→ INSTRUCTIONS FOR THE TASK: If a line in the records below contains the word "title", return that line.

→ DATA SUPPLIED:
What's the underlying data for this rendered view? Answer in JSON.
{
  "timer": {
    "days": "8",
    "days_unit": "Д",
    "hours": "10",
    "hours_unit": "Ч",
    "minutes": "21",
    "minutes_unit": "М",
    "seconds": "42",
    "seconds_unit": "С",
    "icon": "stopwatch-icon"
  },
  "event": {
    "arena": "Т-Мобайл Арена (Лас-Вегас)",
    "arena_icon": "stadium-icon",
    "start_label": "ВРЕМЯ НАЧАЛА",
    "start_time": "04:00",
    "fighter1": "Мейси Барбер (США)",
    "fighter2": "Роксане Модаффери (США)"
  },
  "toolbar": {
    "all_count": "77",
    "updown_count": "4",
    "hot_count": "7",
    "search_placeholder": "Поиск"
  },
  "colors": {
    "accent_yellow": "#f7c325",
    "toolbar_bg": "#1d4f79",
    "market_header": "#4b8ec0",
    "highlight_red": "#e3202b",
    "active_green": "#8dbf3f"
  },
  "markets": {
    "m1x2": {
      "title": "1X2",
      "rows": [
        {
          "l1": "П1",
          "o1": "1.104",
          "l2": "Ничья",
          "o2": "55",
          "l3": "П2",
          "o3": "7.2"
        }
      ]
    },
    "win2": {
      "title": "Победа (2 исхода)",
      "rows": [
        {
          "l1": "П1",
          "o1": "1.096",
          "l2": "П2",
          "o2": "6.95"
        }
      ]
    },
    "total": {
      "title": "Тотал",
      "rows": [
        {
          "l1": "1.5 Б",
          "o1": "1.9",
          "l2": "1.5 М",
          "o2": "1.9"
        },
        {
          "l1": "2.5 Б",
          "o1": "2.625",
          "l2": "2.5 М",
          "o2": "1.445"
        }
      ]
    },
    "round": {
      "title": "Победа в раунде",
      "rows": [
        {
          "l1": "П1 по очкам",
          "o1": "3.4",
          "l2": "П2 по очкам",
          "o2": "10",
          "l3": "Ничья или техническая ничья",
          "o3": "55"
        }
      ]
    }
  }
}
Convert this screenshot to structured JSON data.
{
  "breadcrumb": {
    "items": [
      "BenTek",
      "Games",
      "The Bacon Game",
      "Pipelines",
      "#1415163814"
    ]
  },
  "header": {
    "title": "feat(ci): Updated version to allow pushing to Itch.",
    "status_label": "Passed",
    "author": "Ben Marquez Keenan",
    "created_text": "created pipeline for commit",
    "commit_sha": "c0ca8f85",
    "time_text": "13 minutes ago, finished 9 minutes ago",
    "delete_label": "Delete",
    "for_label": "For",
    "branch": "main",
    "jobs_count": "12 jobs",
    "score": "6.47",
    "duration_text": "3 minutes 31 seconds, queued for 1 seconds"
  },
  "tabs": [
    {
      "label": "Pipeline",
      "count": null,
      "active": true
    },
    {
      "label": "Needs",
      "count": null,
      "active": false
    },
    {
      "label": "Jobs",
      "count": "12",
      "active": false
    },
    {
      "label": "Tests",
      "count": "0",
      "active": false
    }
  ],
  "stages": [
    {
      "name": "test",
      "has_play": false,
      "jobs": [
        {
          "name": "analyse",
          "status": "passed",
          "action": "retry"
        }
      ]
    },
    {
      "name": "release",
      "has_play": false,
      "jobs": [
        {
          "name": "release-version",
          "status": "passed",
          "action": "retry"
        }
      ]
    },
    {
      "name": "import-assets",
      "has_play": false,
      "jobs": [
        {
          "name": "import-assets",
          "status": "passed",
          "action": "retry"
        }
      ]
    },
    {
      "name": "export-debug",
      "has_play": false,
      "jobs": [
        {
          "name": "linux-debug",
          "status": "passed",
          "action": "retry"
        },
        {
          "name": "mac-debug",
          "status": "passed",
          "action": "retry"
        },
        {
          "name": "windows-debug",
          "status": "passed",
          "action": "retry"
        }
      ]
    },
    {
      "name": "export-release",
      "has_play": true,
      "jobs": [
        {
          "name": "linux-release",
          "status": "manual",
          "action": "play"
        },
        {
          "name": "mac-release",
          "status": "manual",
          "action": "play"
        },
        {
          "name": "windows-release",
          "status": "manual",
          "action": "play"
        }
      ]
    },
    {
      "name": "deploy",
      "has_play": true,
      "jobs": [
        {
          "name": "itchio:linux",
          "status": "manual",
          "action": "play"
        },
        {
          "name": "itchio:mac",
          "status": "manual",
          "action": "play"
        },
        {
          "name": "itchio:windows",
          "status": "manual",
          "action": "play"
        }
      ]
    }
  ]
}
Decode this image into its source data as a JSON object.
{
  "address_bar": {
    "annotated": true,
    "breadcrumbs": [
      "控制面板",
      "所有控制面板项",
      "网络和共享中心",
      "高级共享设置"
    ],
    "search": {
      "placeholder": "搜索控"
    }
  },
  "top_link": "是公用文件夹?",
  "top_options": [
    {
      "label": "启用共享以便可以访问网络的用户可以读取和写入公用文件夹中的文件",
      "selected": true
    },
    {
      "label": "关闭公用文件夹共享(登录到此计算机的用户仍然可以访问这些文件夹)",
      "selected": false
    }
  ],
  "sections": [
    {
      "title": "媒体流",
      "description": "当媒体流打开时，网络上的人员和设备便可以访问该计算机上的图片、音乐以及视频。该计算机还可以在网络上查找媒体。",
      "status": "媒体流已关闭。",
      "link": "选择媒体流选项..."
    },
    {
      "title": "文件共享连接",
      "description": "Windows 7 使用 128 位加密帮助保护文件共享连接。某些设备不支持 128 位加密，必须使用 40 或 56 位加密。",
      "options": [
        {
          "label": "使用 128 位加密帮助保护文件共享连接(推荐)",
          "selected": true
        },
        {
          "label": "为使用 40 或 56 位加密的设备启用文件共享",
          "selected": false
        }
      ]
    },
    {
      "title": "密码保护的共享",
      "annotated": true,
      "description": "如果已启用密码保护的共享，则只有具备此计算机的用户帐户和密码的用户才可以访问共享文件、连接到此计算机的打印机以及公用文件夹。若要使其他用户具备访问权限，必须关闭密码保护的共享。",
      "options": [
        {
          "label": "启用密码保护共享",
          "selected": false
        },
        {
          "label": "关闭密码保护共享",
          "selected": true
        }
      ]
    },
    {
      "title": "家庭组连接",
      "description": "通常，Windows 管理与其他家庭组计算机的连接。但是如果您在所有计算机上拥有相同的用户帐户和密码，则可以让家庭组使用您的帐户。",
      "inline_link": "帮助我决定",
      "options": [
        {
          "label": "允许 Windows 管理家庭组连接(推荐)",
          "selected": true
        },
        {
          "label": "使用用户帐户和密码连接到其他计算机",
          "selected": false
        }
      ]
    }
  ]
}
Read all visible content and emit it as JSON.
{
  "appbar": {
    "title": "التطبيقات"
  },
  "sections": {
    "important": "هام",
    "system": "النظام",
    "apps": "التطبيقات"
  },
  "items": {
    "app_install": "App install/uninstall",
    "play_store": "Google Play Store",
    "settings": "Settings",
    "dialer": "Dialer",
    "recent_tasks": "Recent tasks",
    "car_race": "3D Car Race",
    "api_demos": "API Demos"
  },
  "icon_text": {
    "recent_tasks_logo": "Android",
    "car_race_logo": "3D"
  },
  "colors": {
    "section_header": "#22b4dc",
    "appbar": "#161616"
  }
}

→ OUTPUT FOR THIS EXERCISE:
      "title": "1X2",
      "title": "Победа (2 исхода)",
      "title": "Тотал",
      "title": "Победа в раунде",
    "title": "feat(ci): Updated version to allow pushing to Itch.",
      "title": "媒体流",
      "title": "文件共享连接",
      "title": "密码保护的共享",
      "title": "家庭组连接",
    "title": "التطبيقات"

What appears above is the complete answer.